# Aim of the task
Pull every line with "viewing" from the data.

# Material for this exercise
+ + +
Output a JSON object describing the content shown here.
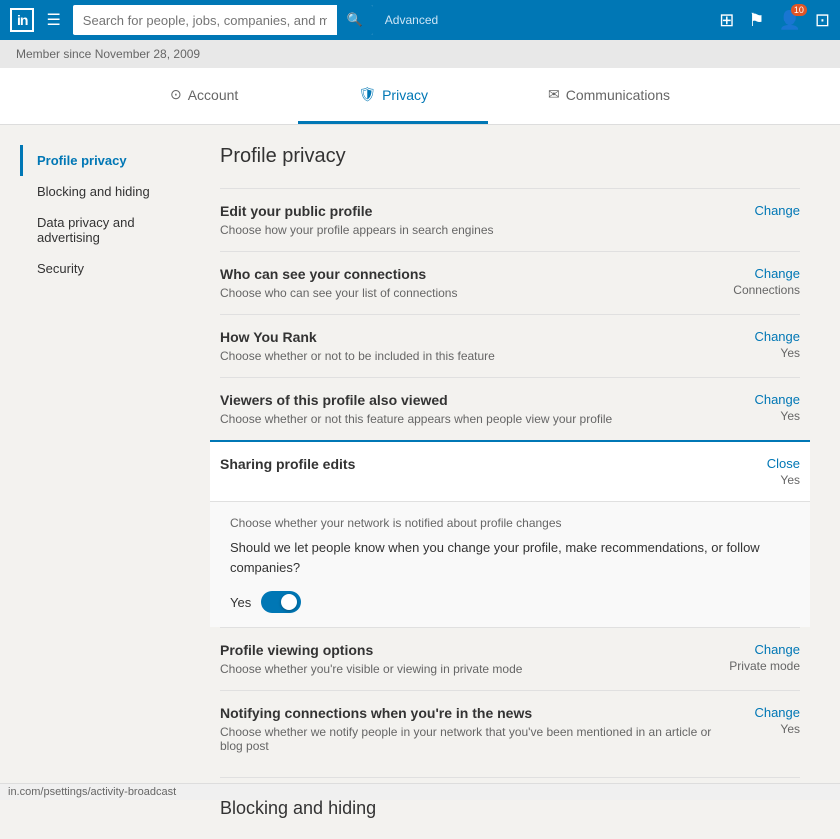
{
  "topnav": {
    "logo_text": "in",
    "search_placeholder": "Search for people, jobs, companies, and more...",
    "advanced_label": "Advanced",
    "notification_count": "10"
  },
  "subheader": {
    "member_since": "Member since November 28, 2009"
  },
  "tabs": [
    {
      "id": "account",
      "label": "Account",
      "icon": "⊙",
      "active": false
    },
    {
      "id": "privacy",
      "label": "Privacy",
      "icon": "🛡",
      "active": true
    },
    {
      "id": "communications",
      "label": "Communications",
      "icon": "✉",
      "active": false
    }
  ],
  "sidebar": {
    "items": [
      {
        "id": "profile-privacy",
        "label": "Profile privacy",
        "active": true
      },
      {
        "id": "blocking-hiding",
        "label": "Blocking and hiding",
        "active": false
      },
      {
        "id": "data-privacy",
        "label": "Data privacy and advertising",
        "active": false
      },
      {
        "id": "security",
        "label": "Security",
        "active": false
      }
    ]
  },
  "content": {
    "page_title": "Profile privacy",
    "settings": [
      {
        "id": "public-profile",
        "title": "Edit your public profile",
        "desc": "Choose how your profile appears in search engines",
        "action": "Change",
        "value": "",
        "expanded": false
      },
      {
        "id": "who-can-see",
        "title": "Who can see your connections",
        "desc": "Choose who can see your list of connections",
        "action": "Change",
        "value": "Connections",
        "expanded": false
      },
      {
        "id": "how-you-rank",
        "title": "How You Rank",
        "desc": "Choose whether or not to be included in this feature",
        "action": "Change",
        "value": "Yes",
        "expanded": false
      },
      {
        "id": "viewers-also-viewed",
        "title": "Viewers of this profile also viewed",
        "desc": "Choose whether or not this feature appears when people view your profile",
        "action": "Change",
        "value": "Yes",
        "expanded": false
      },
      {
        "id": "sharing-profile-edits",
        "title": "Sharing profile edits",
        "desc": "Choose whether your network is notified about profile changes",
        "action": "Close",
        "value": "Yes",
        "expanded": true,
        "expanded_question": "Should we let people know when you change your profile, make recommendations, or follow companies?",
        "toggle_label": "Yes",
        "toggle_on": true
      },
      {
        "id": "profile-viewing-options",
        "title": "Profile viewing options",
        "desc": "Choose whether you're visible or viewing in private mode",
        "action": "Change",
        "value": "Private mode",
        "expanded": false
      },
      {
        "id": "notifying-connections",
        "title": "Notifying connections when you're in the news",
        "desc": "Choose whether we notify people in your network that you've been mentioned in an article or blog post",
        "action": "Change",
        "value": "Yes",
        "expanded": false
      }
    ],
    "section_header": "Blocking and hiding"
  },
  "statusbar": {
    "url": "in.com/psettings/activity-broadcast"
  }
}
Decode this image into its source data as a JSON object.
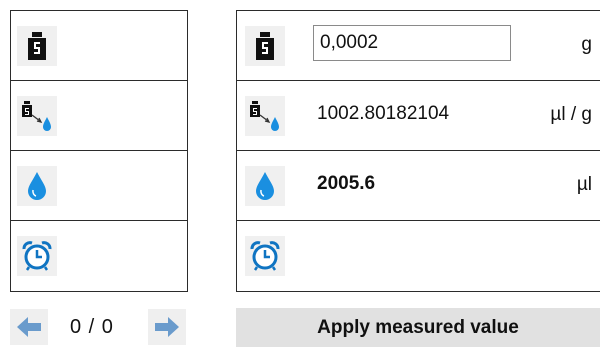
{
  "left_panel": {
    "rows": [
      {
        "icon": "weight-icon"
      },
      {
        "icon": "density-icon"
      },
      {
        "icon": "drop-icon"
      },
      {
        "icon": "alarm-clock-icon"
      }
    ]
  },
  "right_panel": {
    "weight": {
      "value": "0,0002",
      "unit": "g"
    },
    "density": {
      "value": "1002.80182104",
      "unit": "µl / g"
    },
    "volume": {
      "value": "2005.6",
      "unit": "µl"
    },
    "time": {
      "value": ""
    }
  },
  "navigation": {
    "prev_icon": "arrow-left-icon",
    "next_icon": "arrow-right-icon",
    "counter": "0 / 0"
  },
  "apply_button_label": "Apply measured value",
  "colors": {
    "drop": "#1a8fe0",
    "clock": "#0f74c2",
    "arrow": "#6a9bcc",
    "border": "#2b2b2b"
  }
}
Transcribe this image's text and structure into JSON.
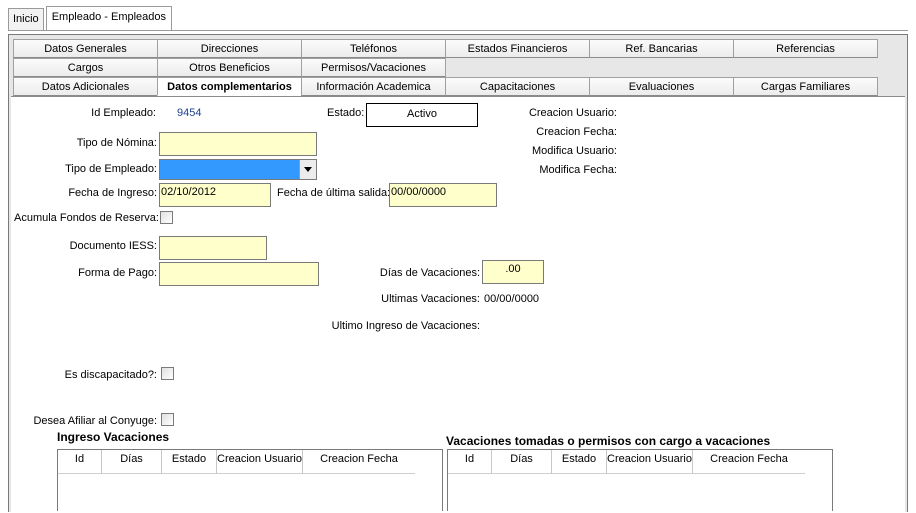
{
  "top_tabs": [
    "Inicio",
    "Empleado - Empleados"
  ],
  "tabs": {
    "row1": [
      "Datos Generales",
      "Direcciones",
      "Teléfonos",
      "Estados Financieros",
      "Ref. Bancarias",
      "Referencias"
    ],
    "row2": [
      "Cargos",
      "Otros Beneficios",
      "Permisos/Vacaciones"
    ],
    "row3": [
      "Datos Adicionales",
      "Datos complementarios",
      "Información Academica",
      "Capacitaciones",
      "Evaluaciones",
      "Cargas Familiares"
    ]
  },
  "form": {
    "id_empleado_label": "Id Empleado:",
    "id_empleado_value": "9454",
    "estado_label": "Estado:",
    "estado_value": "Activo",
    "creacion_usuario_label": "Creacion Usuario:",
    "creacion_fecha_label": "Creacion Fecha:",
    "modifica_usuario_label": "Modifica Usuario:",
    "modifica_fecha_label": "Modifica Fecha:",
    "tipo_nomina_label": "Tipo de Nómina:",
    "tipo_nomina_value": "",
    "tipo_empleado_label": "Tipo de Empleado:",
    "fecha_ingreso_label": "Fecha de Ingreso:",
    "fecha_ingreso_value": "02/10/2012",
    "fecha_ultima_salida_label": "Fecha de última salida:",
    "fecha_ultima_salida_value": "00/00/0000",
    "acumula_fondos_label": "Acumula Fondos de Reserva:",
    "documento_iess_label": "Documento IESS:",
    "documento_iess_value": "",
    "forma_pago_label": "Forma de Pago:",
    "forma_pago_value": "",
    "dias_vacaciones_label": "Días de Vacaciones:",
    "dias_vacaciones_value": ".00",
    "ultimas_vacaciones_label": "Ultimas Vacaciones:",
    "ultimas_vacaciones_value": "00/00/0000",
    "ultimo_ingreso_vac_label": "Ultimo Ingreso de Vacaciones:",
    "es_discapacitado_label": "Es discapacitado?:",
    "desea_afiliar_label": "Desea Afiliar al Conyuge:"
  },
  "ingreso_vacaciones": {
    "title": "Ingreso Vacaciones",
    "columns": [
      "Id",
      "Días",
      "Estado",
      "Creacion Usuario",
      "Creacion Fecha"
    ]
  },
  "vacaciones_tomadas": {
    "title": "Vacaciones tomadas o permisos con cargo a vacaciones",
    "columns": [
      "Id",
      "Días",
      "Estado",
      "Creacion Usuario",
      "Creacion Fecha"
    ]
  },
  "colors": {
    "field_yellow": "#ffffcc",
    "select_blue": "#3399ff",
    "id_value_blue": "#1f3f8f"
  }
}
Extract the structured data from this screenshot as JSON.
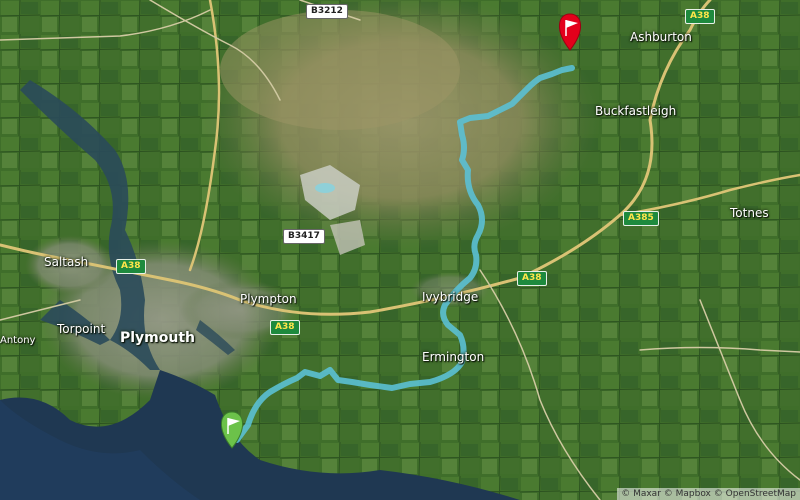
{
  "map": {
    "places": [
      {
        "id": "ashburton",
        "label": "Ashburton",
        "kind": "town"
      },
      {
        "id": "buckfastleigh",
        "label": "Buckfastleigh",
        "kind": "town"
      },
      {
        "id": "totnes",
        "label": "Totnes",
        "kind": "town"
      },
      {
        "id": "saltash",
        "label": "Saltash",
        "kind": "town"
      },
      {
        "id": "plympton",
        "label": "Plympton",
        "kind": "town"
      },
      {
        "id": "ivybridge",
        "label": "Ivybridge",
        "kind": "town"
      },
      {
        "id": "plymouth",
        "label": "Plymouth",
        "kind": "city"
      },
      {
        "id": "torpoint",
        "label": "Torpoint",
        "kind": "town"
      },
      {
        "id": "antony",
        "label": "Antony",
        "kind": "small"
      },
      {
        "id": "ermington",
        "label": "Ermington",
        "kind": "town"
      }
    ],
    "road_shields": [
      {
        "id": "b3212",
        "label": "B3212",
        "style": "b"
      },
      {
        "id": "a38-ne",
        "label": "A38",
        "style": "a"
      },
      {
        "id": "a385",
        "label": "A385",
        "style": "a"
      },
      {
        "id": "b3417",
        "label": "B3417",
        "style": "b"
      },
      {
        "id": "a38-saltash",
        "label": "A38",
        "style": "a"
      },
      {
        "id": "a38-ivybridge",
        "label": "A38",
        "style": "a"
      },
      {
        "id": "a38-plympton",
        "label": "A38",
        "style": "a"
      }
    ],
    "markers": {
      "start_color": "#6cc24a",
      "end_color": "#e3001b",
      "route_color": "#5bc0d4"
    },
    "attribution": "© Maxar © Mapbox © OpenStreetMap"
  }
}
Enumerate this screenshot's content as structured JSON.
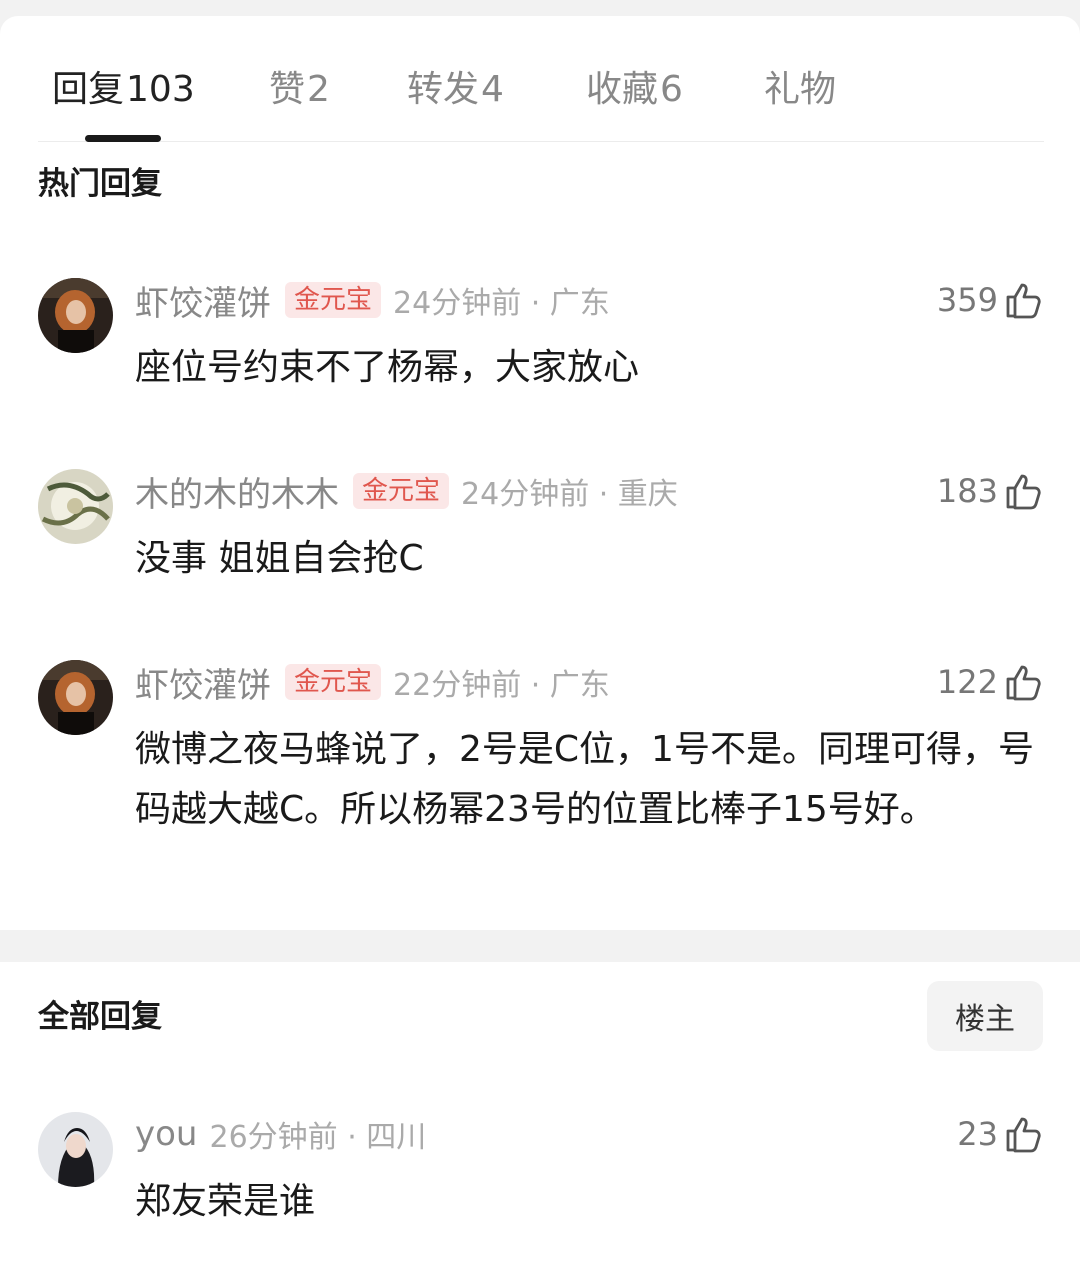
{
  "tabs": [
    {
      "label": "回复",
      "count": "103"
    },
    {
      "label": "赞",
      "count": "2"
    },
    {
      "label": "转发",
      "count": "4"
    },
    {
      "label": "收藏",
      "count": "6"
    },
    {
      "label": "礼物",
      "count": ""
    }
  ],
  "hot_section": {
    "title": "热门回复"
  },
  "hot_comments": [
    {
      "username": "虾饺灌饼",
      "badge": "金元宝",
      "time": "24分钟前 · 广东",
      "likes": "359",
      "text": "座位号约束不了杨幂，大家放心"
    },
    {
      "username": "木的木的木木",
      "badge": "金元宝",
      "time": "24分钟前 · 重庆",
      "likes": "183",
      "text": "没事 姐姐自会抢C"
    },
    {
      "username": "虾饺灌饼",
      "badge": "金元宝",
      "time": "22分钟前 · 广东",
      "likes": "122",
      "text": "微博之夜马蜂说了，2号是C位，1号不是。同理可得，号码越大越C。所以杨幂23号的位置比棒子15号好。"
    }
  ],
  "all_section": {
    "title": "全部回复",
    "owner_button": "楼主"
  },
  "all_comments": [
    {
      "username": "you",
      "time": "26分钟前 · 四川",
      "likes": "23",
      "text": "郑友荣是谁"
    }
  ],
  "colors": {
    "badge_bg": "#fbe7e7",
    "badge_text": "#e0574e",
    "active_tab": "#222222",
    "inactive_tab": "#888888"
  },
  "icons": {
    "like": "thumbs-up-icon"
  }
}
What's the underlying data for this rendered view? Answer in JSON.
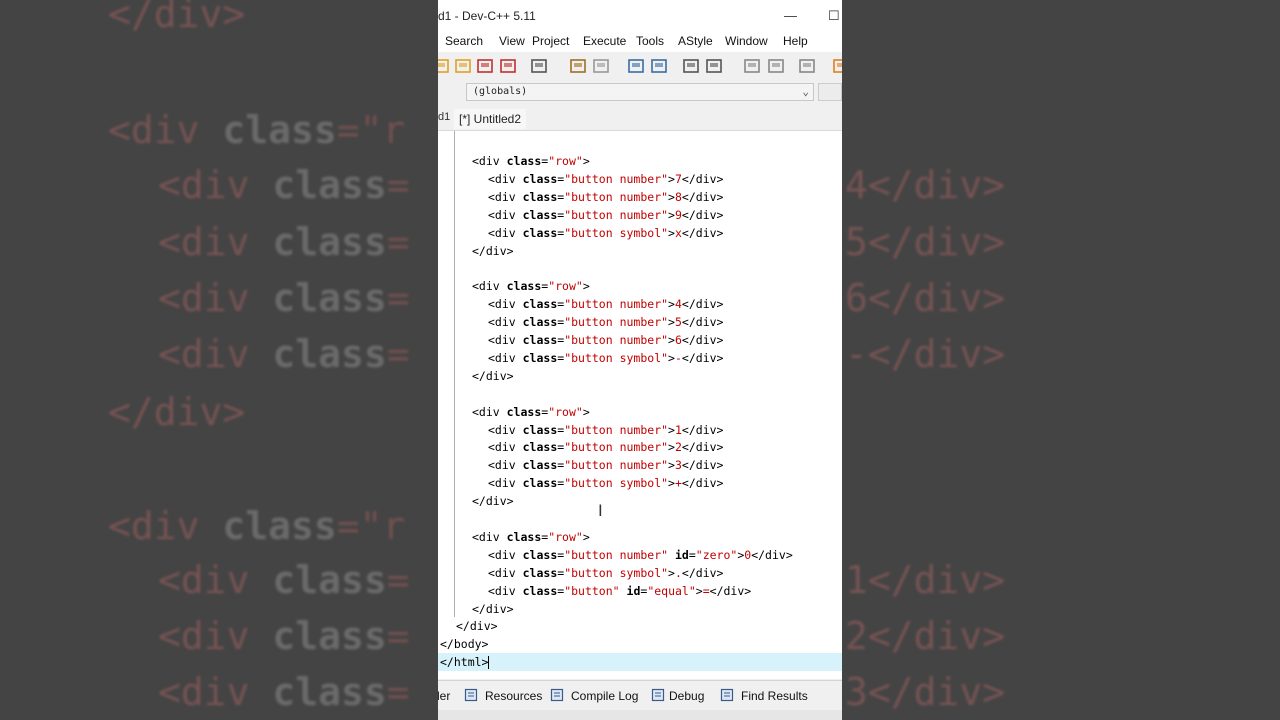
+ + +
# Response area
        "id": "profile-viewing-options",
        "title": "Profile viewing options",
        "desc": "Choose whether you're visible or viewing in private mode",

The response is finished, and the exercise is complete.